Read Elizabeth Eulberg's new book Prom and Prejudice last night and found it very sweet and fun. A little frothier than The Lonely Hearts Club (which I LOVED!) but has a side story about bullying that grounds it. It will definitely find an audience with all those Pride and Prejudice fans. I think we need a list of Pride and Prejudice retellings, maybe a separate shelf for them-lots of the readers of P & P want other books like it and, boy, are they out there! Both books are good for ages 12 and up. P & P is available in hardcover, LHC is out in paperback.

Not much more to say, today. It's a day for reading and for doing orders at the store. Plenty to do.

Saturday, January 1, 2011

From Demonglass to World Peace

Sunrise at 7:58, sunset will be 4:28

27 degrees out there. Everything covered in frost except where the sun settles. Birds EVERYWHERE searching for seeds and insects. I'm going to start having to get serious about the feeder now- we do have that great big water feature that they love, so we're set on having a place for them to drink and bathe. Just need to get out and feed them. There are feeders all over the neighborhood, though, and the flocks of birds we have wheeling in and out of the trees and bushes are testament to that.

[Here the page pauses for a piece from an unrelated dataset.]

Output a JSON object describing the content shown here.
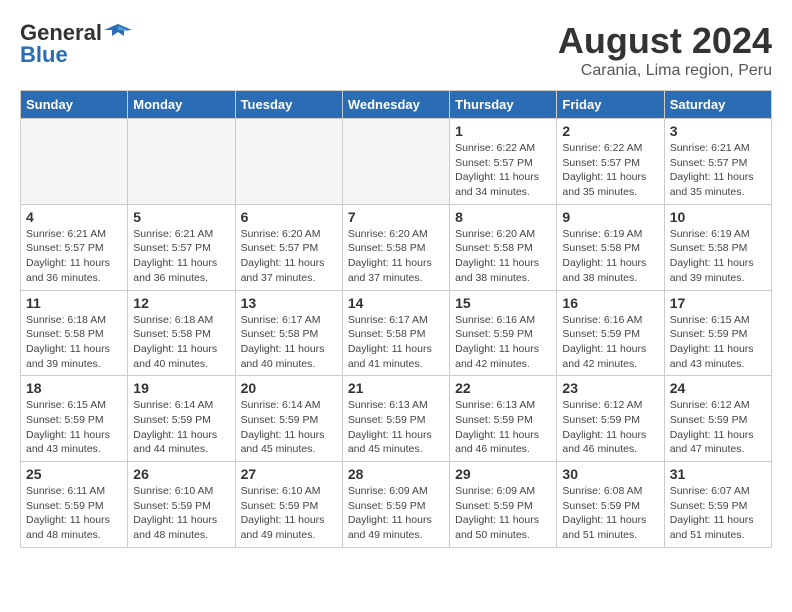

First day of the new year, we're going to go out for breakfast, take a walk, and then see True Grit. Good times.

I don't do resolutions well- I always have these grand, sweeping thoughts like, say, work for world peace, when I need to focus on something like drinking more water and cleaning the bird cage more often. Maybe if I am well-hydrated and less-stressed over a bird cage that embarrasses me, I will be calmer and more able to deal with the world peace thing.

So, this year I am going to drink more water and clean the bird cage more often. There. I am also going to send letters, well, postcards-I don't have a lot to say- to all the family members and a few select friends. It's a start, anyway.

I am in the middle of a book called Demonglass, by Rachel Hawkins, a Hex Hall novel. It is really fun. I have a hard time suggesting hardcover books in series like these, supernatural, paranormal romance-y books, but I love to read them, I'm sure someone else will too, so there you go. (Couldn't find cover art for Demonglass.)

Demonglass is the second in a series and I didn't read the first one, don't think I really need to now-but I will. It's a good romp, a nice romantic tangle, I like stories about shifters and weres, and demons are just a little extra thrilling. I find myself wishing I had it in my hands when I am waiting for things, like breakfast, so that proves to me that it's compelling enough to stay with. I am taking it with me to the movies to read while I wait for it to start. I think the author will be on tour for this book in the spring and coming to the store, that's another good reason to read both in the series. Age 12 and up. (Hyperion. $16.99. Available in March, 2011, the first one, Hex Hall is available now.)